He said the province, with its population of 61 million, will continue to work to control the pandemic in the shortest time frame and at a minimum cost, while ensuring stable and healthy economic development.

Among the engines fueling provincial growth, technological innovation is considered one of the most vital.

Wang said the number of high-tech companies in the province reached 14,500, having doubled in two years, and contributing 31 percent to industrial growth.

The province has witnessed some breakthrough achievements in state-of-the-art products and has attracted high-caliber talents. They include the world's first inactivated vaccine against COVID-19 and the country's first 128-layer flash memory chips with high bit density and high capacity among 3D NAND flash memory products.

Local companies and experts also contributed to several innovative inventions such as the BeiDou Navigation Satellite System and Shenzhou spacecraft, said Guo Yuanqiang, Party secretary of Wuhan.

Wuhan's investment in research and development accounted for 3.51 percent of its GDP in 2021, up from 2.66 percent 10 years ago. It has built 29 national key laboratories and five major tech infrastructure facilities focusing on areas such as remote sensing information engineering.

The number of high-tech companies in the city surged over tenfold during the past decade, and the added value of high-tech industries increased 2.5-fold, contributing to 27 percent of GDP.

At East Lake Science City, currently under construction, numerous unmanned aerial vehicles have been conducting daily automated inspections following programmed routes. They return and recharge themselves, while uploading data for intelligent analysis.

Liu Qi, founder of FL-Intelligence, said the unmanned system can be used to record construction progress, discover illegal behavior and ensure safe production.

Liu, who received a PhD from Huazhong University of Science and Technology in Wuhan, founded the company in 2016. Liu said Wuhan provides sound policies and solid support for his entrepreneurship.

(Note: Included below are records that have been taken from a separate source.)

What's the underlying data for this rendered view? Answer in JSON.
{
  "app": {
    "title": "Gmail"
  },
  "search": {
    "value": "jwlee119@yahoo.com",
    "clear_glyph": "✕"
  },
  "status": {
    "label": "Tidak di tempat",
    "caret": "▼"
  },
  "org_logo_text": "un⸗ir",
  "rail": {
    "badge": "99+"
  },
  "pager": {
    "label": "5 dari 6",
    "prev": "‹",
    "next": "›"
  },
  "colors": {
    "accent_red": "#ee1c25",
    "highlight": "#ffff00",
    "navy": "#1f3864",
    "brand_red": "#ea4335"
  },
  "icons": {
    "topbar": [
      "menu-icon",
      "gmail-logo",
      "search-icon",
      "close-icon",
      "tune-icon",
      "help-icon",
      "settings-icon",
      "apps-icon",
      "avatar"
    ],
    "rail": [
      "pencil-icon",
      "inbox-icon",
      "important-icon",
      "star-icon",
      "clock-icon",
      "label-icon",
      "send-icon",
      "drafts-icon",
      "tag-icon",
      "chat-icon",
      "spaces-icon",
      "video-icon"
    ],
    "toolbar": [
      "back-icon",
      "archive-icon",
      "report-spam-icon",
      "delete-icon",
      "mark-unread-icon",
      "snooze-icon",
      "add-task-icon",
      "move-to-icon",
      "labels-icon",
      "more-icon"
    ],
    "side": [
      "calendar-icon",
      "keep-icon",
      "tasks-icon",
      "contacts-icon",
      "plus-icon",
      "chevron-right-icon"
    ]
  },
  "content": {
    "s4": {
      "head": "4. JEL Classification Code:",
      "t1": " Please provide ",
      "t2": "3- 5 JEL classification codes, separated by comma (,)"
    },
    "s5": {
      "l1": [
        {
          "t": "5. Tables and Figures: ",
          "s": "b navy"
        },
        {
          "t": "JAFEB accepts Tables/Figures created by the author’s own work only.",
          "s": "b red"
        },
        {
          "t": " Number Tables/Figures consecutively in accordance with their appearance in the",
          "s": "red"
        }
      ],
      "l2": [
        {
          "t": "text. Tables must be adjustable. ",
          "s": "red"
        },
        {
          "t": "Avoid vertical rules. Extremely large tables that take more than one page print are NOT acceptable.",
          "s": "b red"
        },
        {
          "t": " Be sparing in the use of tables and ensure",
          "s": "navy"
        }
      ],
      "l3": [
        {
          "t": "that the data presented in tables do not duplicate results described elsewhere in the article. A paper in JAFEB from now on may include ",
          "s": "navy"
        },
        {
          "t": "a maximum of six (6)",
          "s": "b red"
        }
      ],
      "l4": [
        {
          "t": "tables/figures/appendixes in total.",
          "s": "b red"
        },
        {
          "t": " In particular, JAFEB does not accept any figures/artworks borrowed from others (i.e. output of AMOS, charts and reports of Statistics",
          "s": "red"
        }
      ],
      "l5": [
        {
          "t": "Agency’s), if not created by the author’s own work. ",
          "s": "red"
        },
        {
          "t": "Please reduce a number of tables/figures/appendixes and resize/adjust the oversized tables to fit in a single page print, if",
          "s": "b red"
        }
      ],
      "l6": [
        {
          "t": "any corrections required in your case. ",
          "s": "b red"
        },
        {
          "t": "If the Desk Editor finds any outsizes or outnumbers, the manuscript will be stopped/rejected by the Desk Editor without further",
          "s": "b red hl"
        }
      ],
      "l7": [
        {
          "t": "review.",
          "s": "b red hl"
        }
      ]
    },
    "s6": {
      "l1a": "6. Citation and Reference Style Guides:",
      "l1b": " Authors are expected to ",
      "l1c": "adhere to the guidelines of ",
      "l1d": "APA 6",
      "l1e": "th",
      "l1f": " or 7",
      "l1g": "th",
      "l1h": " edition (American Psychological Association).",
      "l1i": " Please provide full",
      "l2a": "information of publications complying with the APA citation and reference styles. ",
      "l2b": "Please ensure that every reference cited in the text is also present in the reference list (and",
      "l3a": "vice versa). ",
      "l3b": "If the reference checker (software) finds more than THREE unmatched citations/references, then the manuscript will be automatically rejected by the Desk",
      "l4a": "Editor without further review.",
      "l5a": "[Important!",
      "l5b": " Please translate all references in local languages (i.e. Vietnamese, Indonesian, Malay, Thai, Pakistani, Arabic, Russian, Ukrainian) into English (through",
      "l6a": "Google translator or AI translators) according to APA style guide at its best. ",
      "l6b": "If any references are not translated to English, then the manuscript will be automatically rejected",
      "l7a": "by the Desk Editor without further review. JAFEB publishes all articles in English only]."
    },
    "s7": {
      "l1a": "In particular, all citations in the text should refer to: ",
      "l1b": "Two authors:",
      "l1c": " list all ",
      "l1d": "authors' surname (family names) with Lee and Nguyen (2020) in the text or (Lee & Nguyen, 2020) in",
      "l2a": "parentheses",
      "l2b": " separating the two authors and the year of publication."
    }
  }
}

Guo said the city will continue to solve "bottleneck" problems in chips and biosciences, develop new industries like digital economy, and use big data, cloud computing and artificial intelligence technologies to benefit people and boost digitalization and modern governance of the city.